Electric cars get a jolt of hope

The history of the electric car dates back to 1828, when a Hungarian named Ányos Jedlik invented a small-scale model car powered by an electric motor. That was decades before Henry Ford was even born!

Despite its early beginnings, though, the electric car has never caught on in any major way. You can blame political factors like the ridiculous power of oil companies, or more practical matters like the paucity of charging stations. But even modern electric cars like Nissan Leaf and the Chevy Volt haven’t made the kind of strong entrance electric-car fans would have liked.

Now, though, that might be changing. A team at Stanford has designed a high-efficiency charging system that uses magnetic fields to wirelessly transmit electric current between road and car using between metal coils planted several feet apart.

Yeah, yeah, I know: Every other day we hear on the news about some fascinating and utterly useless research that is supposed to change the way we live. And then, somehow, it never does.

The results of this study could be different because, in theory, it could facilitate the building of all-electric highways. The cars and trucks that drive on them would be charged as they drove, eliminating that teeny-tiny problem of finding charging stations every 100 miles or so before your car stalls on the freeway.

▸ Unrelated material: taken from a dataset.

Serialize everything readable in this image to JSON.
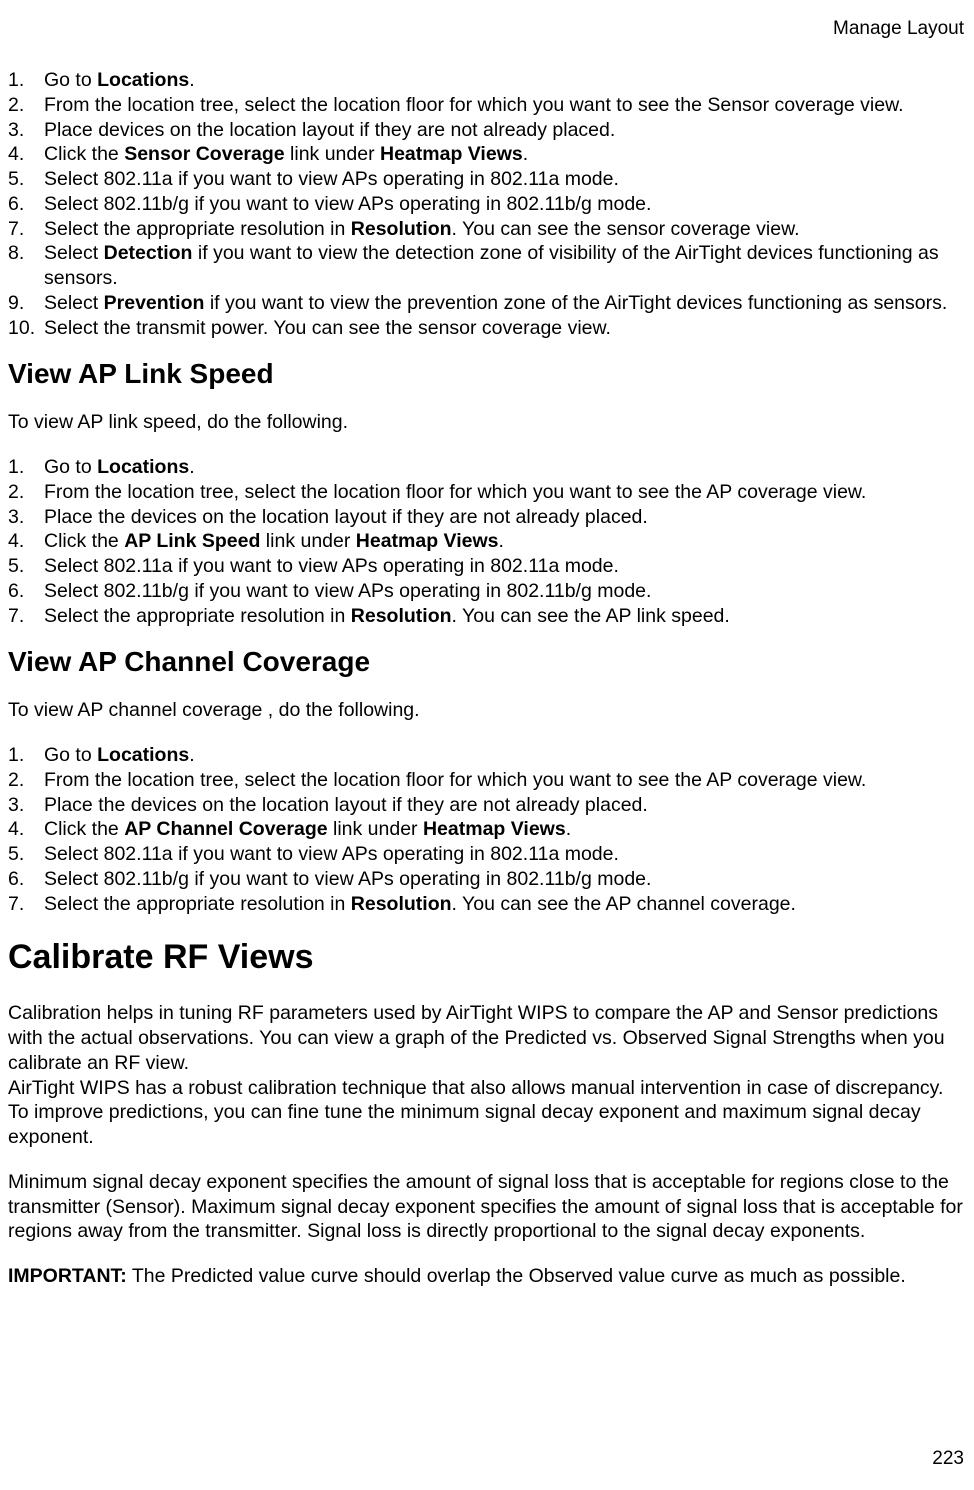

Now, if only there were a study that showed us to how to reduce the oversized influence of the oil barons, the country could be well on her way to a fully electric fleet in just a few decades time.